Leading markets include coal-fired, electricity-generating facilities; coal, metallic and nonmetallic mineral mines; steel mills and foundries; pulp and paper mills; grain, food and chemical processing operations; aggregate, cement and concrete producers; and bulk transportation facilities.
Martin Engineering offers products and services in two basic groups. The Flow Aids group consists of equipment and services that improve the recovery of bulk solids from storage and maintain the movement of solids through the process. The line consists of vibrators, air cannons, railcar unloading systems and related components.
The Conveyor Products group provides methods to control fugitive material and improve the efficiency of belt conveyors. This group includes belt-cleaning systems, belt-support structures, skirtboard seals, belt-training devices and dust-suppression systems. Custom-engineered systems include air-supported belt conveyors and engineered "hood and spoon" chutes.
Martin Engineering was founded in 1944. The first product was the Vibrolator Pneumatic Ball Vibrator patented by Edwin Peterson and still used today for its original application of promoting the flow of bulk solid materials. The company's name comes from an earlier partnership used to manufacture and market Peterson's invention.
The corporate headquarters in Neponset, IL, is a 130,000-square-foot facility, including 18,700 square feet of office space, 102,500 square feet of manufacturing space, 3,500 square feet of research and development test facilities, and a 2,000-square-foot training center. The company has licensees and representatives around the world, including subsidiaries in Mexico, Brazil, France, Germany, Australia and Indonesia.
Internal manufacturing operations include the latest NC and CNC machining, stamping, punching, and forming machinery; welding and flame-cutting operations; urethane molding operations; painting, assembly, and packaging operations; and a comprehensive tool and die department. Martin Engineering routinely machines and fabricates a variety of materials, including ductile and gray iron, mild and stainless steel, and aluminum, as well as steel and aluminum castings, and molded polyurethane and plastics.
The company received ISO 9001 certification in 1995 and was recertified in 1998 and 2001.

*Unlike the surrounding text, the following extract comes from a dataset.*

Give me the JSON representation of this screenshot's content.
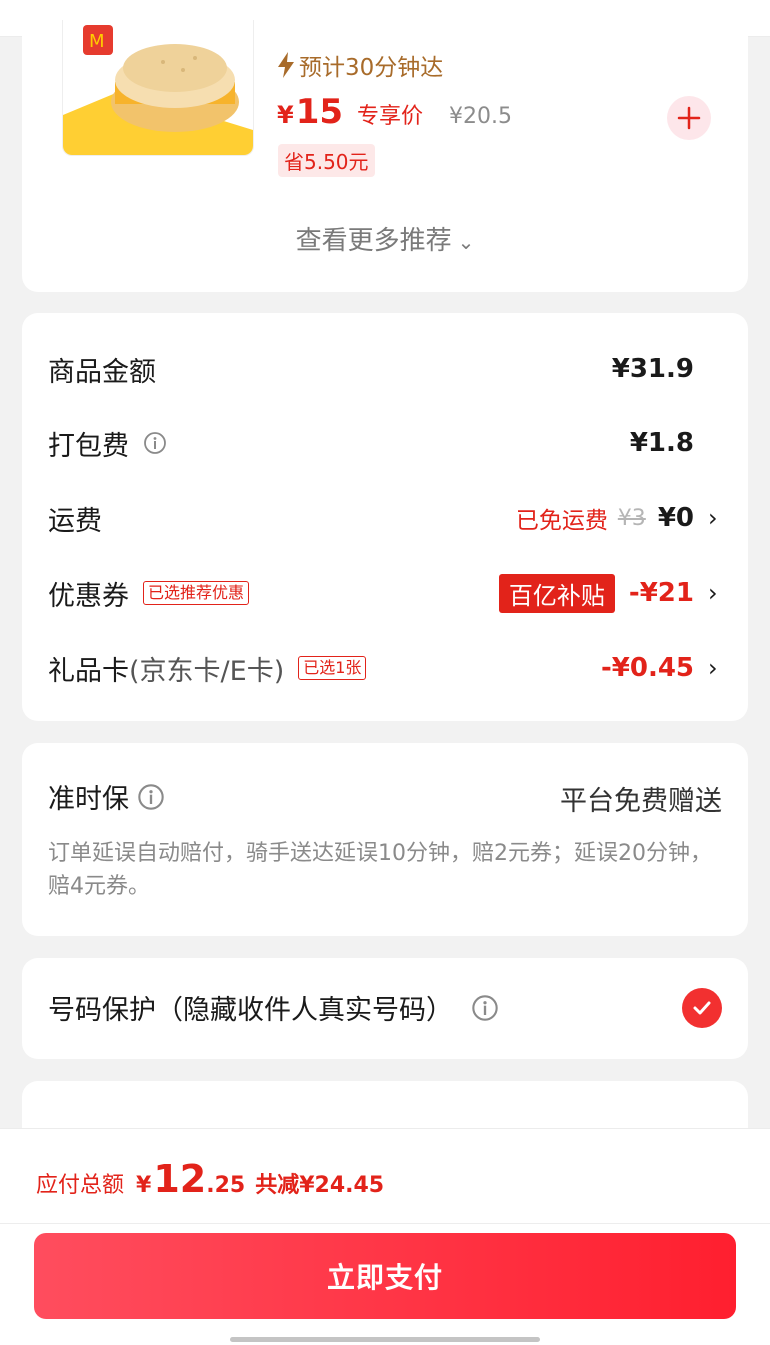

Recently the company has acquired manufacturers such as Lyon, France-based VSR ProCD, a manufacturer of bulk solids-handling systems, and Witbank, South Africa-based Scorpio Conveyor Products Ltd., and has entered into strategic relationships with other companies.